point. I actually liked seeing Irasmus' plans backfire on him, like the
spiral of stones (sabotaged by Fogar), and his chat with the gargoyle
creature. I also enjoyed Fogar's thoughts; they were the most
interesting part of the book, by far. His cousin Cerlyn also started
being interesting, but never really went anywhere. I suppose Fogar and
Cerlyn will be married when they are old enough.
The climax of the book, for what it is,
bored me as much as the rest. Fogar has a twin sister, whom Irasmus knew
nothing about. Growing up among the Forest people, Falice is as naive as
they come. Yet the Wind teaches her everything about everything in a
matter of months, so that she can ... well, she doesn't really do
anything. She leads a group of Forest beasts to confront Irasmus, yet
they don't do anything. Fogar and Cerlyn defeat the monster that Irasmus
summons, as easily as the monster defeated Irasmus, and tossed him
Then Falice gets swept off by the Wind,
and becomes part of a higher being. Uh-huh. The villagers return to

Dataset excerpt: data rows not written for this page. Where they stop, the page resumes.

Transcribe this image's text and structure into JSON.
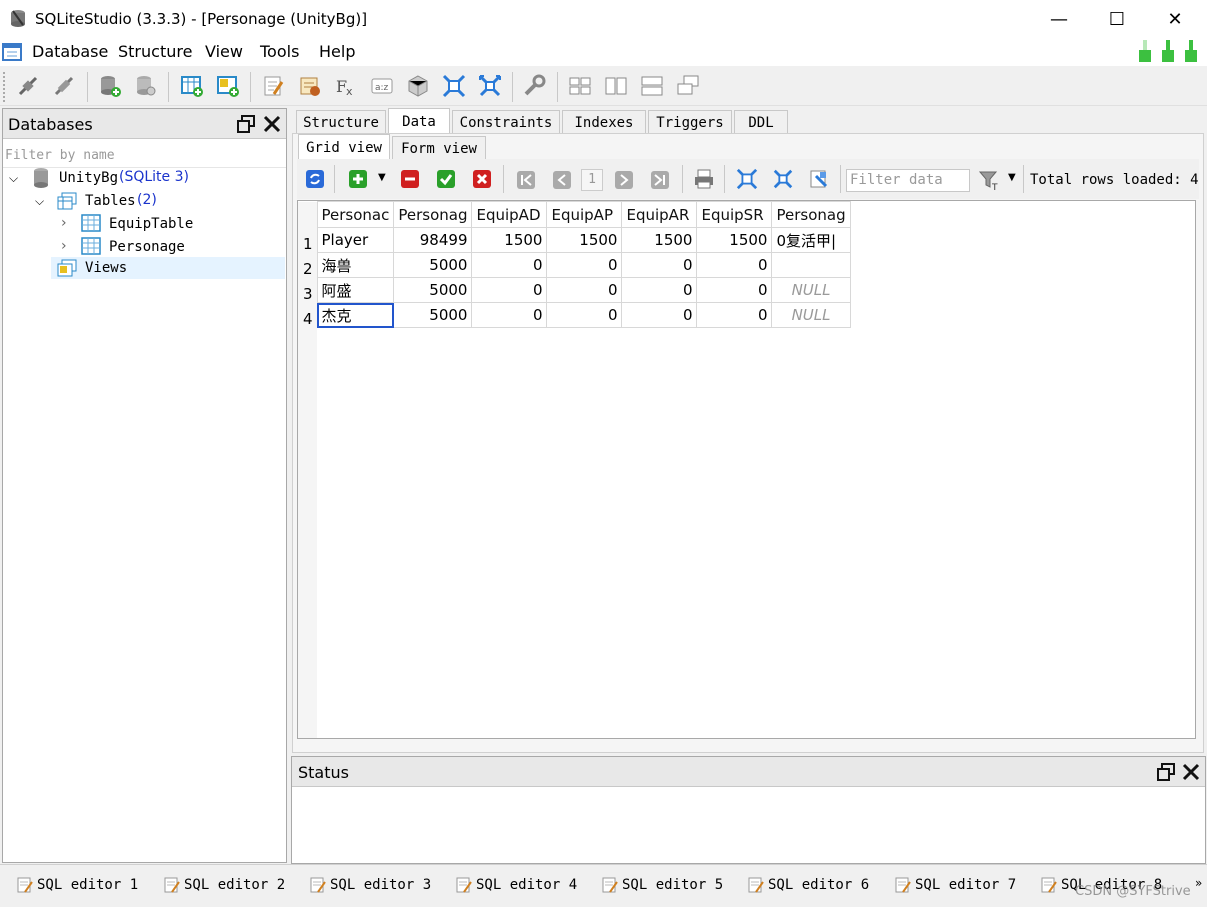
{
  "window": {
    "title": "SQLiteStudio (3.3.3) - [Personage (UnityBg)]",
    "minimize": "—",
    "maximize": "☐",
    "close": "✕"
  },
  "menu": [
    "Database",
    "Structure",
    "View",
    "Tools",
    "Help"
  ],
  "db_panel": {
    "title": "Databases",
    "filter_placeholder": "Filter by name",
    "db_name": "UnityBg",
    "db_type": "(SQLite 3)",
    "tables_label": "Tables",
    "tables_count": "(2)",
    "tables": [
      "EquipTable",
      "Personage"
    ],
    "views_label": "Views"
  },
  "main_tabs": [
    "Structure",
    "Data",
    "Constraints",
    "Indexes",
    "Triggers",
    "DDL"
  ],
  "sub_tabs": [
    "Grid view",
    "Form view"
  ],
  "data_toolbar": {
    "page": "1",
    "filter_placeholder": "Filter data",
    "total_rows": "Total rows loaded: 4"
  },
  "grid": {
    "columns": [
      "Personac",
      "Personag",
      "EquipAD",
      "EquipAP",
      "EquipAR",
      "EquipSR",
      "Personag"
    ],
    "rows": [
      {
        "n": "1",
        "cells": [
          "Player",
          "98499",
          "1500",
          "1500",
          "1500",
          "1500",
          "0复活甲|"
        ]
      },
      {
        "n": "2",
        "cells": [
          "海兽",
          "5000",
          "0",
          "0",
          "0",
          "0",
          ""
        ]
      },
      {
        "n": "3",
        "cells": [
          "阿盛",
          "5000",
          "0",
          "0",
          "0",
          "0",
          "NULL"
        ]
      },
      {
        "n": "4",
        "cells": [
          "杰克",
          "5000",
          "0",
          "0",
          "0",
          "0",
          "NULL"
        ]
      }
    ]
  },
  "status_panel": {
    "title": "Status"
  },
  "editors": [
    "SQL editor 1",
    "SQL editor 2",
    "SQL editor 3",
    "SQL editor 4",
    "SQL editor 5",
    "SQL editor 6",
    "SQL editor 7",
    "SQL editor 8"
  ],
  "watermark": "CSDN @SYFStrive",
  "colors": {
    "accent_blue": "#1a33cc",
    "selection": "#2255cc",
    "null_text": "#9a9a9a",
    "signal_green": "#3cc040"
  }
}
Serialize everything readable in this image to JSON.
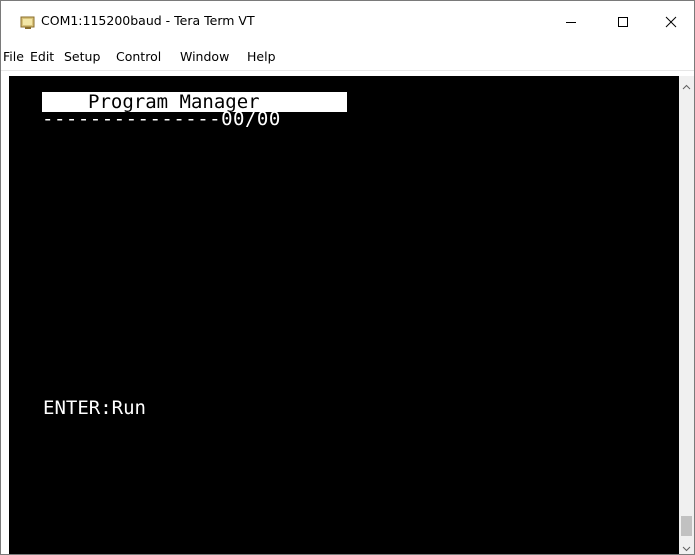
{
  "window": {
    "title": "COM1:115200baud - Tera Term VT"
  },
  "menu": {
    "items": [
      "File",
      "Edit",
      "Setup",
      "Control",
      "Window",
      "Help"
    ]
  },
  "terminal": {
    "header": "Program Manager",
    "separator": "---------------00/00",
    "hint": "ENTER:Run"
  },
  "icons": {
    "app": "tera-term-icon",
    "minimize": "minimize-icon",
    "maximize": "maximize-icon",
    "close": "close-icon",
    "scroll_up": "chevron-up-icon",
    "scroll_down": "chevron-down-icon"
  },
  "colors": {
    "terminal_bg": "#000000",
    "terminal_fg": "#ffffff",
    "window_bg": "#ffffff"
  }
}
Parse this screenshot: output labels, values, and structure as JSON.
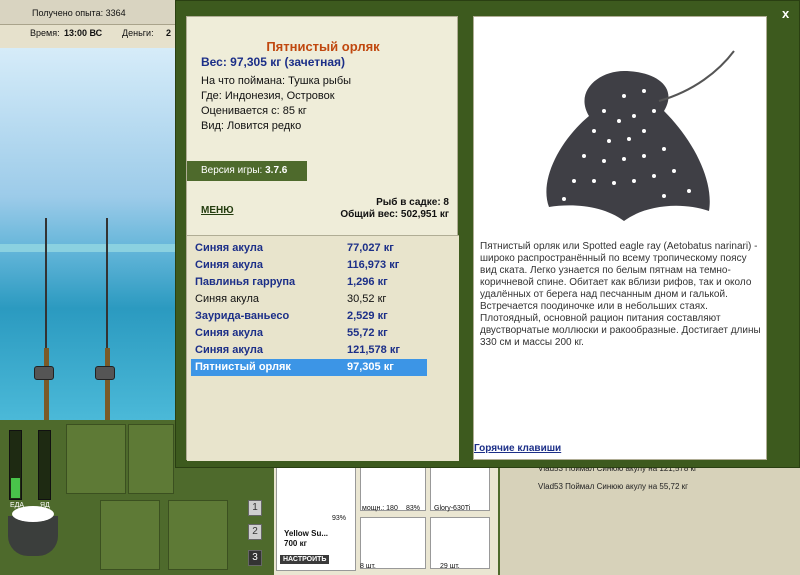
{
  "topbar": {
    "xp": "Получено опыта: 3364",
    "time_label": "Время:",
    "time_value": "13:00 ВС",
    "money_label": "Деньги:",
    "money_value": "2"
  },
  "needs": {
    "eat_label": "ЕДА",
    "poison_label": "ЯД",
    "eat_level": 0.3,
    "poison_level": 0.0
  },
  "modal": {
    "close": "x",
    "fish_name": "Пятнистый орляк",
    "weight": "Вес: 97,305 кг (зачетная)",
    "bait": "На что поймана: Тушка рыбы",
    "where": "Где: Индонезия, Островок",
    "valued": "Оценивается с: 85 кг",
    "kind": "Вид: Ловится редко",
    "version_label": "Версия игры:",
    "version_value": "3.7.6",
    "menu": "МЕНЮ",
    "catch_count": "Рыб в садке: 8",
    "total_weight": "Общий вес: 502,951 кг",
    "catch": [
      {
        "name": "Синяя акула",
        "weight": "77,027 кг",
        "bold": true
      },
      {
        "name": "Синяя акула",
        "weight": "116,973 кг",
        "bold": true
      },
      {
        "name": "Павлинья гаррупа",
        "weight": "1,296 кг",
        "bold": true
      },
      {
        "name": "Синяя акула",
        "weight": "30,52 кг",
        "bold": false
      },
      {
        "name": "Заурида-ваньесо",
        "weight": "2,529 кг",
        "bold": true
      },
      {
        "name": "Синяя акула",
        "weight": "55,72 кг",
        "bold": true
      },
      {
        "name": "Синяя акула",
        "weight": "121,578 кг",
        "bold": true
      },
      {
        "name": "Пятнистый орляк",
        "weight": "97,305 кг",
        "selected": true
      }
    ],
    "description": "Пятнистый орляк или Spotted eagle ray (Aetobatus narinari) - широко распространённый по всему тропическому поясу вид ската. Легко узнается по белым пятнам на темно-коричневой спине. Обитает как вблизи рифов, так и около удалённых от берега над песчанным дном и галькой. Встречается поодиночке или в небольших стаях. Плотоядный, основной рацион питания составляют двустворчатые моллюски и ракообразные. Достигает длины 330 см и массы 200 кг.",
    "hotkeys": "Горячие клавиши"
  },
  "inventory": {
    "rod_name": "Yellow Su...",
    "rod_weight": "700 кг",
    "rod_percent": "93%",
    "setup": "НАСТРОИТЬ",
    "reel_power": "мощн.: 180",
    "reel_percent": "83%",
    "reel_item": "Glory-630Ti",
    "hooks_count": "8 шт.",
    "bait_count": "29 шт.",
    "slot_numbers": [
      "1",
      "2",
      "3"
    ]
  },
  "feed": [
    "Vlad53 Поймал Синюю акулу на 121,578 кг",
    "Vlad53 Поймал Синюю акулу на 55,72 кг"
  ]
}
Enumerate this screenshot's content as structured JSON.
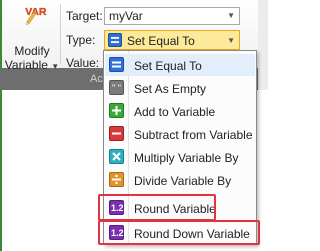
{
  "ribbon": {
    "modify_button": {
      "icon_text": "VAR",
      "label_line1": "Modify",
      "label_line2": "Variable"
    },
    "target": {
      "label": "Target:",
      "value": "myVar"
    },
    "type": {
      "label": "Type:",
      "value": "Set Equal To"
    },
    "value": {
      "label": "Value:"
    },
    "group_label_partial": "Acti"
  },
  "menu": {
    "items": [
      {
        "label": "Set Equal To",
        "icon": "set-equal-icon",
        "color": "#2f6fd6"
      },
      {
        "label": "Set As Empty",
        "icon": "set-empty-icon",
        "color": "#7a7a7a"
      },
      {
        "label": "Add to Variable",
        "icon": "add-icon",
        "color": "#3aa83a"
      },
      {
        "label": "Subtract from Variable",
        "icon": "subtract-icon",
        "color": "#d63a3a"
      },
      {
        "label": "Multiply Variable By",
        "icon": "multiply-icon",
        "color": "#2ab0c0"
      },
      {
        "label": "Divide Variable By",
        "icon": "divide-icon",
        "color": "#e0952a"
      },
      {
        "label": "Round Variable",
        "icon": "round-icon",
        "color": "#7a2fb0"
      },
      {
        "label": "Round Down Variable",
        "icon": "round-down-icon",
        "color": "#7a2fb0"
      }
    ]
  }
}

normal, and the Good Guys from The Place of Learning say that the world
will never be the same. Why? Were other things happening that we weren't
told about? Maybe they were more interesting.
What we got, however, were a bunch of
boring people thinking about doing something about an incompetent evil
man. It is implied that they used their power to create twins and a
bunch of other things, but I didn't see how any of what they did
mattered, except perhaps the tutoring of Cerlyn for a few hours in her
cell (though somehow she got to know the study "very well by now" in
that short stay). I never understood why the people of Styrmyr had to
get themselves out of the mess, since they didn't get themselves into
it, except by denying their power -which is their right.
Ah, well. I raced through this book as
fast as I could, to get it over with. I cannot recommend it to anybody.
Some of the description was interesting, and Fogar was by far the most
interesting of the non-characters, but even those were barely above my
threshold. Good-bye, book.